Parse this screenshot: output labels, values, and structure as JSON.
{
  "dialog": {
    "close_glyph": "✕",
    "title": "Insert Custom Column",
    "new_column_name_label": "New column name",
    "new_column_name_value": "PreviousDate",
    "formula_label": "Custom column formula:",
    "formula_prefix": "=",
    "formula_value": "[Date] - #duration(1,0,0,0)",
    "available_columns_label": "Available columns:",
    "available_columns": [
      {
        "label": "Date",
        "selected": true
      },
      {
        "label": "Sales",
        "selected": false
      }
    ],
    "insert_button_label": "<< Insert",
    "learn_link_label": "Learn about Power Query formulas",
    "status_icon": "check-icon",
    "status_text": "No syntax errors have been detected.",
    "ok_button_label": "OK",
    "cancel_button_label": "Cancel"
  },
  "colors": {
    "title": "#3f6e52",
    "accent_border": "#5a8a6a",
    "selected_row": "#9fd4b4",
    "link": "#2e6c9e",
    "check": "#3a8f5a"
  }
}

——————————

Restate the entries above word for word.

■ **Solution to this problem**
Parse this screenshot: output labels, values, and structure as JSON.
{
  "dialog": {
    "close_glyph": "✕",
    "title": "Insert Custom Column",
    "new_column_name_label": "New column name",
    "new_column_name_value": "PreviousDate",
    "formula_label": "Custom column formula:",
    "formula_prefix": "=",
    "formula_value": "[Date] - #duration(1,0,0,0)",
    "available_columns_label": "Available columns:",
    "available_columns": [
      {
        "label": "Date",
        "selected": true
      },
      {
        "label": "Sales",
        "selected": false
      }
    ],
    "insert_button_label": "<< Insert",
    "learn_link_label": "Learn about Power Query formulas",
    "status_icon": "check-icon",
    "status_text": "No syntax errors have been detected.",
    "ok_button_label": "OK",
    "cancel_button_label": "Cancel"
  },
  "colors": {
    "title": "#3f6e52",
    "accent_border": "#5a8a6a",
    "selected_row": "#9fd4b4",
    "link": "#2e6c9e",
    "check": "#3a8f5a"
  }
}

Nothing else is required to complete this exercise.